• Requirement
Among the records below, find the lines with the word "true" and copy them.
*** Opening of Listed records ***
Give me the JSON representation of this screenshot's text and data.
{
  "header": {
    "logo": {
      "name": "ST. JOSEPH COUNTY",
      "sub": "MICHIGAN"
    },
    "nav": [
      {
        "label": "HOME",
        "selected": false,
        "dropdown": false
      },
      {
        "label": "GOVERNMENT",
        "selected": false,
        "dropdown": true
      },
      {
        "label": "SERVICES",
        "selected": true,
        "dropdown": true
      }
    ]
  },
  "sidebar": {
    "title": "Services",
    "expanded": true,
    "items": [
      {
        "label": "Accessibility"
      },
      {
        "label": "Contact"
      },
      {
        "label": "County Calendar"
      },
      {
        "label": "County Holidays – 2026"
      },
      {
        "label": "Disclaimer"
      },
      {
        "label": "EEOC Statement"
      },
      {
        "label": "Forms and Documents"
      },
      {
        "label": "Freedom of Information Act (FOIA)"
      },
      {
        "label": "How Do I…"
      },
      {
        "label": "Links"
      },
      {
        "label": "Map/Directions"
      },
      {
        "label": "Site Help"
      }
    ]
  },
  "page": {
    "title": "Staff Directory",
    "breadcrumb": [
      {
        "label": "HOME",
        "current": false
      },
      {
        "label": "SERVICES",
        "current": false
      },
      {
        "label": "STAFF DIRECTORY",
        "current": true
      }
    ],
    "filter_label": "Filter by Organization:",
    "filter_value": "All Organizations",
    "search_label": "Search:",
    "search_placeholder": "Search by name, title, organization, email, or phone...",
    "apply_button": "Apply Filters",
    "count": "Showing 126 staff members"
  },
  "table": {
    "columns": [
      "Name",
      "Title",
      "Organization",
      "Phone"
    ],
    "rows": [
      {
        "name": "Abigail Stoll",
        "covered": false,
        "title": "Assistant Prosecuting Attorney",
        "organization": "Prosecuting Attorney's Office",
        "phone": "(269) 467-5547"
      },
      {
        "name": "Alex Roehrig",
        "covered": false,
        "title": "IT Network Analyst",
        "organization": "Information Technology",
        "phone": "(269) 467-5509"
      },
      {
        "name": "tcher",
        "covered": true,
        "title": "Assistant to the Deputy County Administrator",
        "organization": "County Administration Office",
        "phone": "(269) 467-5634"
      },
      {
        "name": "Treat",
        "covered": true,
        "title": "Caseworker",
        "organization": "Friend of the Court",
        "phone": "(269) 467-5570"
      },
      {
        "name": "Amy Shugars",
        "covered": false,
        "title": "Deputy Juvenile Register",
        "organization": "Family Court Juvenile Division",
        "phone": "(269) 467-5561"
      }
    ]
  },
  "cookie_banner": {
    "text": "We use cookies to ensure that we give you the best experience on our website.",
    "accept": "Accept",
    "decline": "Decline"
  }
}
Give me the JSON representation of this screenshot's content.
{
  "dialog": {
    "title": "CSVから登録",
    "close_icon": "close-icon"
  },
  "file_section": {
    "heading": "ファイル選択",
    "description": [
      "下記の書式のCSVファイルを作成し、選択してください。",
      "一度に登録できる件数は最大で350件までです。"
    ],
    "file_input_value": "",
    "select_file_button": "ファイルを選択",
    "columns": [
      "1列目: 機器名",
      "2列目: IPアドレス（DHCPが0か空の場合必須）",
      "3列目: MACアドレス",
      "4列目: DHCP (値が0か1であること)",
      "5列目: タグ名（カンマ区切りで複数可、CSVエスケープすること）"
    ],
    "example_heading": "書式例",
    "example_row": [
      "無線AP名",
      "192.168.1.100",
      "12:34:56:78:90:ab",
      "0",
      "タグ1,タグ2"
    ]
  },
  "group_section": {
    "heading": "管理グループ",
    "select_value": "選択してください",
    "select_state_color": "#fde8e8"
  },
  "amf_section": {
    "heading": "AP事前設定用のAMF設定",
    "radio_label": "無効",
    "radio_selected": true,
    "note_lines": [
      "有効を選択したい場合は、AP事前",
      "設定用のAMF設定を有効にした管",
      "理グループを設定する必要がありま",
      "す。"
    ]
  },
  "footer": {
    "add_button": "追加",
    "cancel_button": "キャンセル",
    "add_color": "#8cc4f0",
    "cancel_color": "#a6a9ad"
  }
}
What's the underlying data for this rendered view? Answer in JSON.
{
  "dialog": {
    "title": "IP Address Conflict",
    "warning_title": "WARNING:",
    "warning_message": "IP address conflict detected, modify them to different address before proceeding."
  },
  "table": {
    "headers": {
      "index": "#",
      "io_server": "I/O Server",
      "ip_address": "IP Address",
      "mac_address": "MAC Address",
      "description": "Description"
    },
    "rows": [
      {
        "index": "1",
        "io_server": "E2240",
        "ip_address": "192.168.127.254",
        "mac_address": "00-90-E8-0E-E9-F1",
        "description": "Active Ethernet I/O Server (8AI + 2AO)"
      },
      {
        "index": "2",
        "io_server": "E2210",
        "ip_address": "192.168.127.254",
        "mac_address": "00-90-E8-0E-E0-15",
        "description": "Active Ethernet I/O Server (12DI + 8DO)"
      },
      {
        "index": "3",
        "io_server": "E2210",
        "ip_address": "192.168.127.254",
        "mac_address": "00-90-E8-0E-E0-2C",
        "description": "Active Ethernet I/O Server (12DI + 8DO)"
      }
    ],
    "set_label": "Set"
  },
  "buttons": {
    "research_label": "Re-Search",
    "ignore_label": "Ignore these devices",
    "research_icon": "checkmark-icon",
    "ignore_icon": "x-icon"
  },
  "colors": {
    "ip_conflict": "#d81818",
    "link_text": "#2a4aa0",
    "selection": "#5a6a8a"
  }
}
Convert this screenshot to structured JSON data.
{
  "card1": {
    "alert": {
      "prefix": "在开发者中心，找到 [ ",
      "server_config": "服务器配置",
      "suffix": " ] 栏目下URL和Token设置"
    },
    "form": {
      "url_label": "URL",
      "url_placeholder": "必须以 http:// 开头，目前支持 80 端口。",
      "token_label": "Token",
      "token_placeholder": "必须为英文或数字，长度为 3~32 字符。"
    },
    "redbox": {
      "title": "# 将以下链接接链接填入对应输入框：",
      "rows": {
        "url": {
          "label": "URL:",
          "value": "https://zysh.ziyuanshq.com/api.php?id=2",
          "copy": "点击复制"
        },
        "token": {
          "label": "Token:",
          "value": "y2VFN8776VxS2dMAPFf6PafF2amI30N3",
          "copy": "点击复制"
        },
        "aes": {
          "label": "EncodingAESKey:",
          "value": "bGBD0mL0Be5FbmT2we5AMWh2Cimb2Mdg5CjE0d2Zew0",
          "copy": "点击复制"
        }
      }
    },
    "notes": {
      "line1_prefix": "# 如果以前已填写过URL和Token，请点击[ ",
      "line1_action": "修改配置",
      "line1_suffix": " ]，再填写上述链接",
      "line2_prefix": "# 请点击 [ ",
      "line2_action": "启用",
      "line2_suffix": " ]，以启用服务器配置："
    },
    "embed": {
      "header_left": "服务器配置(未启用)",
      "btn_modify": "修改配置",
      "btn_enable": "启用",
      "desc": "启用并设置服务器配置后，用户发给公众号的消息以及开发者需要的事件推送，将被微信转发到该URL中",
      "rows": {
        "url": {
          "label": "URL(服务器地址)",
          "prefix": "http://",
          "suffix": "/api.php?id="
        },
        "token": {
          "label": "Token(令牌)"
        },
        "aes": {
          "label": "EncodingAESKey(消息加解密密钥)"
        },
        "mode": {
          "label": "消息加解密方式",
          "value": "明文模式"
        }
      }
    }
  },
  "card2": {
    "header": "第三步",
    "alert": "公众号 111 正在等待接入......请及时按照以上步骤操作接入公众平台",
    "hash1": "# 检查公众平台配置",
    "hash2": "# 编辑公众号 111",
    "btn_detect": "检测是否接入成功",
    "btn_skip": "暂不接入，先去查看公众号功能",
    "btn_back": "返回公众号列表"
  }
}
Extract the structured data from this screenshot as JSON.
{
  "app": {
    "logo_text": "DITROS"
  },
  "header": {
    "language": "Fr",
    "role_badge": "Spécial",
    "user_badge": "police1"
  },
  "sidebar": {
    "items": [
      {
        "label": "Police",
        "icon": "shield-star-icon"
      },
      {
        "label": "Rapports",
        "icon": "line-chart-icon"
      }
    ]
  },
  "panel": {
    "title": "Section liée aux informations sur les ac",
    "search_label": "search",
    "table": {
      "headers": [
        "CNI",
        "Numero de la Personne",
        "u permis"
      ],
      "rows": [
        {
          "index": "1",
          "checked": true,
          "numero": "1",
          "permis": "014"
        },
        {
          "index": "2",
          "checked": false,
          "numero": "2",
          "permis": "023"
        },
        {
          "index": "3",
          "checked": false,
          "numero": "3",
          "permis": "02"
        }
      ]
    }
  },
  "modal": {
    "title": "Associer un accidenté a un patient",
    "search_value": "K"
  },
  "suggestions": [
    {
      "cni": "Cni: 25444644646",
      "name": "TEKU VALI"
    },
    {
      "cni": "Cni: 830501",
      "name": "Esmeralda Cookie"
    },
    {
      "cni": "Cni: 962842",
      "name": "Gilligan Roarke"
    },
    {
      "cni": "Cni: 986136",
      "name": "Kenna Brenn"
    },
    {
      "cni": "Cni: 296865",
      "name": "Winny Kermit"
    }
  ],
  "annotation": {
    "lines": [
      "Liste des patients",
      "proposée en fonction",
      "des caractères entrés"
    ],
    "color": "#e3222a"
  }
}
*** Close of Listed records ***
• Answer area
        "dropdown": true
        "selected": true,
        "dropdown": true
    "expanded": true,
        "current": true
        "covered": true,
        "covered": true,
    "radio_selected": true,
          "checked": true,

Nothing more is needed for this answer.